The cover of the May 16, 2011 issue of The New Yorker features a cartoon by Gürbüz Doğan Ekşioğlu in which the image of recently killed terrorist Osama Bin Laden is erased. Titled “Rubbed Out,” the painting depicts the freshly erased face of Bin Laden with the well-used pink rubber eraser laid carelessly on top (detail shown above). Now that it is almost definite that the photos of the dead Bin Laden will not be shown to the public any time soon, this may be the closest, and most poignant, thing. Ekşioğlu’s cartoon made me think back to Robert Rauschenberg’s famous 1953 work, Erased de Kooning Drawing, which lived up to its title in every way. Looking back on Rauschenberg’s thinking may hold some answers for what this new image may hold for the legacy of Bin Laden and the War on Terror.
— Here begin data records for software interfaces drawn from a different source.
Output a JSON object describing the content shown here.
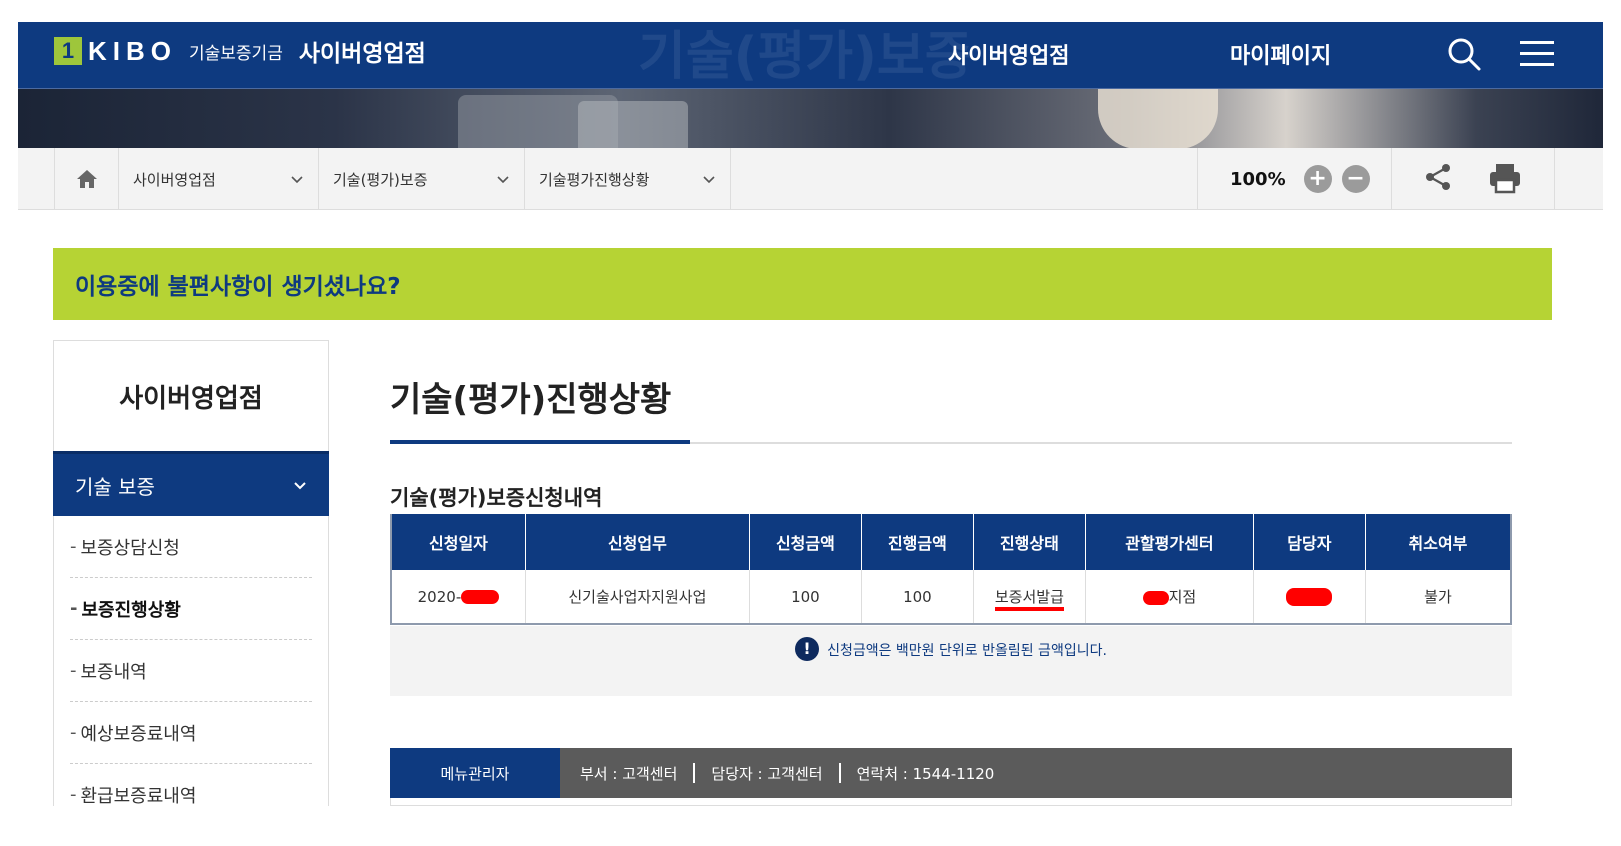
{
  "header": {
    "logo_mark": "1",
    "logo_brand": "KIBO",
    "logo_org": "기술보증기금",
    "logo_service": "사이버영업점",
    "nav_cyber": "사이버영업점",
    "nav_mypage": "마이페이지",
    "bg_text": "기술(평가)보증"
  },
  "location": {
    "items": [
      "사이버영업점",
      "기술(평가)보증",
      "기술평가진행상황"
    ],
    "zoom": "100%",
    "zoom_in": "+",
    "zoom_out": "−"
  },
  "notice": {
    "text": "이용중에 불편사항이 생기셨나요?"
  },
  "sidebar": {
    "title": "사이버영업점",
    "category": "기술 보증",
    "items": [
      {
        "label": "보증상담신청",
        "active": false
      },
      {
        "label": "보증진행상황",
        "active": true
      },
      {
        "label": "보증내역",
        "active": false
      },
      {
        "label": "예상보증료내역",
        "active": false
      },
      {
        "label": "환급보증료내역",
        "active": false
      }
    ]
  },
  "main": {
    "page_title": "기술(평가)진행상황",
    "section_title": "기술(평가)보증신청내역",
    "table": {
      "headers": [
        "신청일자",
        "신청업무",
        "신청금액",
        "진행금액",
        "진행상태",
        "관할평가센터",
        "담당자",
        "취소여부"
      ],
      "rows": [
        {
          "date": "2020-",
          "business": "신기술사업자지원사업",
          "request_amount": "100",
          "progress_amount": "100",
          "status": "보증서발급",
          "center": "지점",
          "manager": "",
          "cancel": "불가"
        }
      ]
    },
    "info": {
      "icon": "!",
      "text": "신청금액은 백만원 단위로 반올림된 금액입니다."
    },
    "manager_bar": {
      "label": "메뉴관리자",
      "dept": "부서 : 고객센터",
      "person": "담당자 : 고객센터",
      "contact": "연락처 : 1544-1120"
    }
  },
  "colors": {
    "navy": "#0e3a80",
    "lime": "#b6d334",
    "redaction": "#ff0000"
  },
  "icons": [
    "home-icon",
    "chevron-down-icon",
    "search-icon",
    "hamburger-menu-icon",
    "share-icon",
    "print-icon",
    "info-icon"
  ]
}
Ekşioğlu’s been one of the go-to artists for The New Yorker when attempting to put the emotions and ideas of The War on Terror and 9/11 into visual form specifically for a New York audience and in general for all Americans who read the magazine. For the September 15, 2003 cover, Ekşioğlu depicted the surviving New York City skyline all twinned in honor of the lost Twin Towers. Whereas Art Spiegelman’s unforgettable September 24, 2001 cover for The New Yorker captured perfectly the void the attacks left in the hearts of New Yorkers, Americans, and others around the world, Ekşioğlu’s covers have struck a lighter note in trying to fill that void with nostalgia for what once was. In this latest cover, it seems as if he wants to erase not only the face of Bin Laden, but also everything he did, as if we all could wake up tomorrow from some horrible nightmare and the towers and everything else would be back to normal.

“Rubbed Out” immediately brought to mind Rauschenberg’s infamous work of conceptual art from the early 1950s. Just a young artist himself trying to find his way, Rauschenberg wanted to strike back at the art establishment and find his niche in the pantheon. Armed with a fifth of Jack Daniels and that antiestablishment idea, Rauschenberg knocked on the door of the most famous American artist of the time, Willem de Kooning. Rauschenberg claimed later that he hoped de Kooning wouldn’t be home, but the Dutchman answered the door and invited him in. Over the bottle of Jack, the two artists discussed the idea of creating art by destroying art. Slightly skeptical and unhappy to have one of his works destroyed, de Kooning agreed to the project. Rauschenberg later recounted how de Kooning sifted through one portfolio only to close it, because he wanted to find something he’d truly miss. de Kooning looked through a second portfolio, this time seeking something not only that he’d miss, but also a work that would be difficult to erase. Rauschenberg claimed later that it took him a month to erase all traces of pencil, crayon, and charcoal from de Kooning’s drawing before titling it Erased de Kooning Drawing.

Like de Kooning’s drawing, Bin Laden took time to rub out—nearly a decade. But, like de Kooning, Bin Laden remained a giant in his field, almost a mythical figure at that. To move on, Rauschenberg needed to slay that giant—metaphorically, of course. For us to move on, we needed to get that monster under the bed who masterminded one unforgettably horrible day for everyone hoping for peace in the world. If you look closely at Rauschenberg’s handiwork, you can still see a ghostly remnant of de Kooning’s original, which serves as a reminder of what was lost, and what was gained. Even though we may never see the real-life photographs of Bin Laden dead, Ekşioğlu’s drawing perfectly conveys this ghostly afterlife of the terrorist—the legacy of what he did, what we lost, and, now, what we have gained. That faded face of terror should serve as a reminder that the monster under the bed was always just a man—a twisted man who advocated violent solutions to what he felt were the world’s problems. Turned into a cartoon, and a rubbed out cartoon at that, Bin Laden can finally be laid to rest.